(Dataset rows describing interfaces)
BEGIN
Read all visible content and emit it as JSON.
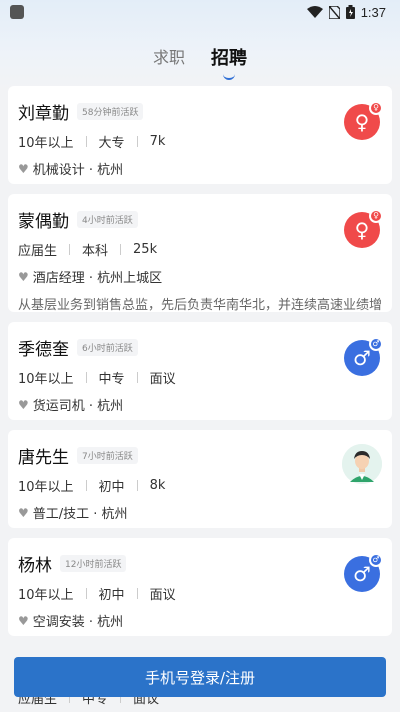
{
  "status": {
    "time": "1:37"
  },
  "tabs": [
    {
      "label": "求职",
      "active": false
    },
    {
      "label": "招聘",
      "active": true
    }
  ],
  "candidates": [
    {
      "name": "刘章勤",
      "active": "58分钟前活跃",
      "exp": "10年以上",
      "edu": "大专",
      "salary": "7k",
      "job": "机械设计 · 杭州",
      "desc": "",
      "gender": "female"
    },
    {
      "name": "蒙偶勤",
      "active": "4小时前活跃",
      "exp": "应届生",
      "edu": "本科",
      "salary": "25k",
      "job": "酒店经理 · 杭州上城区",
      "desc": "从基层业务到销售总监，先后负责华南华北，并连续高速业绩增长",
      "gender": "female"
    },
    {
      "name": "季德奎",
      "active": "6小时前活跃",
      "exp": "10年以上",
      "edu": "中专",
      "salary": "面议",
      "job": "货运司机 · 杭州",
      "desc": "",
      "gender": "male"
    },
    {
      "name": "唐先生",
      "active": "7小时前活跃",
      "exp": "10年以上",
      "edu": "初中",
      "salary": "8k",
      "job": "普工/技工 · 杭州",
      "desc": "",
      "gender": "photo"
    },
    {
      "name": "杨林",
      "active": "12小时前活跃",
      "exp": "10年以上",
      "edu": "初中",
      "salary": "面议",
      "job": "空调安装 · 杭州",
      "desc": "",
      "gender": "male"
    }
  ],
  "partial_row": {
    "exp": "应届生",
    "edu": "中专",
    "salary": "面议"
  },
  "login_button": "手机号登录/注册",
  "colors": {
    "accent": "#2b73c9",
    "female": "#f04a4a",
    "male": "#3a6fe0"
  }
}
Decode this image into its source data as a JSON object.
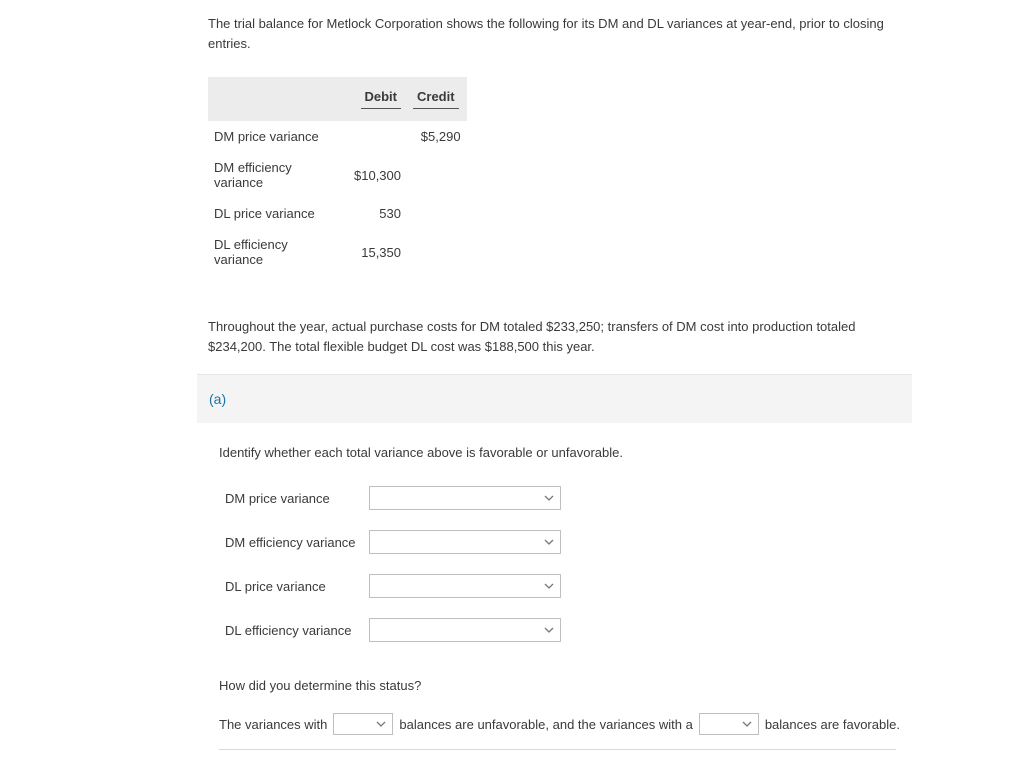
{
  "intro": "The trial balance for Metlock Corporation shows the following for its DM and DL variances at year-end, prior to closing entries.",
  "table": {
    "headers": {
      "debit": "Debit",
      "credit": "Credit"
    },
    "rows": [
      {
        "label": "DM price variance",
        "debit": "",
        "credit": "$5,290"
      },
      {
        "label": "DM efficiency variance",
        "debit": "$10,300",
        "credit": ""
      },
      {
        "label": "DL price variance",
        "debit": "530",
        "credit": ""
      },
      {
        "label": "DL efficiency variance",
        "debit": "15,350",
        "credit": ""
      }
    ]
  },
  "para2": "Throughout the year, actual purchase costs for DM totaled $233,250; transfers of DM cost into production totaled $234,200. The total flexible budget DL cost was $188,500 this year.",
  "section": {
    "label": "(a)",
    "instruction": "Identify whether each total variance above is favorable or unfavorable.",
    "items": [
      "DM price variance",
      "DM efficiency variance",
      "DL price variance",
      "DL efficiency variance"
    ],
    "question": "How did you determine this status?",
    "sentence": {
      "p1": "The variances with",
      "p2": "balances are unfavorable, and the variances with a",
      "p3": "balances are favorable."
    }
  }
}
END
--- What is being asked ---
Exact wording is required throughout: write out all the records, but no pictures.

--- Exercise solution ---
Read all visible content and emit it as JSON.
{
  "status": {
    "time": "1:37"
  },
  "tabs": [
    {
      "label": "求职",
      "active": false
    },
    {
      "label": "招聘",
      "active": true
    }
  ],
  "candidates": [
    {
      "name": "刘章勤",
      "active": "58分钟前活跃",
      "exp": "10年以上",
      "edu": "大专",
      "salary": "7k",
      "job": "机械设计 · 杭州",
      "desc": "",
      "gender": "female"
    },
    {
      "name": "蒙偶勤",
      "active": "4小时前活跃",
      "exp": "应届生",
      "edu": "本科",
      "salary": "25k",
      "job": "酒店经理 · 杭州上城区",
      "desc": "从基层业务到销售总监，先后负责华南华北，并连续高速业绩增长",
      "gender": "female"
    },
    {
      "name": "季德奎",
      "active": "6小时前活跃",
      "exp": "10年以上",
      "edu": "中专",
      "salary": "面议",
      "job": "货运司机 · 杭州",
      "desc": "",
      "gender": "male"
    },
    {
      "name": "唐先生",
      "active": "7小时前活跃",
      "exp": "10年以上",
      "edu": "初中",
      "salary": "8k",
      "job": "普工/技工 · 杭州",
      "desc": "",
      "gender": "photo"
    },
    {
      "name": "杨林",
      "active": "12小时前活跃",
      "exp": "10年以上",
      "edu": "初中",
      "salary": "面议",
      "job": "空调安装 · 杭州",
      "desc": "",
      "gender": "male"
    }
  ],
  "partial_row": {
    "exp": "应届生",
    "edu": "中专",
    "salary": "面议"
  },
  "login_button": "手机号登录/注册",
  "colors": {
    "accent": "#2b73c9",
    "female": "#f04a4a",
    "male": "#3a6fe0"
  }
}
Decode this image into its source data as a JSON object.
{
  "intro": "The trial balance for Metlock Corporation shows the following for its DM and DL variances at year-end, prior to closing entries.",
  "table": {
    "headers": {
      "debit": "Debit",
      "credit": "Credit"
    },
    "rows": [
      {
        "label": "DM price variance",
        "debit": "",
        "credit": "$5,290"
      },
      {
        "label": "DM efficiency variance",
        "debit": "$10,300",
        "credit": ""
      },
      {
        "label": "DL price variance",
        "debit": "530",
        "credit": ""
      },
      {
        "label": "DL efficiency variance",
        "debit": "15,350",
        "credit": ""
      }
    ]
  },
  "para2": "Throughout the year, actual purchase costs for DM totaled $233,250; transfers of DM cost into production totaled $234,200. The total flexible budget DL cost was $188,500 this year.",
  "section": {
    "label": "(a)",
    "instruction": "Identify whether each total variance above is favorable or unfavorable.",
    "items": [
      "DM price variance",
      "DM efficiency variance",
      "DL price variance",
      "DL efficiency variance"
    ],
    "question": "How did you determine this status?",
    "sentence": {
      "p1": "The variances with",
      "p2": "balances are unfavorable, and the variances with a",
      "p3": "balances are favorable."
    }
  }
}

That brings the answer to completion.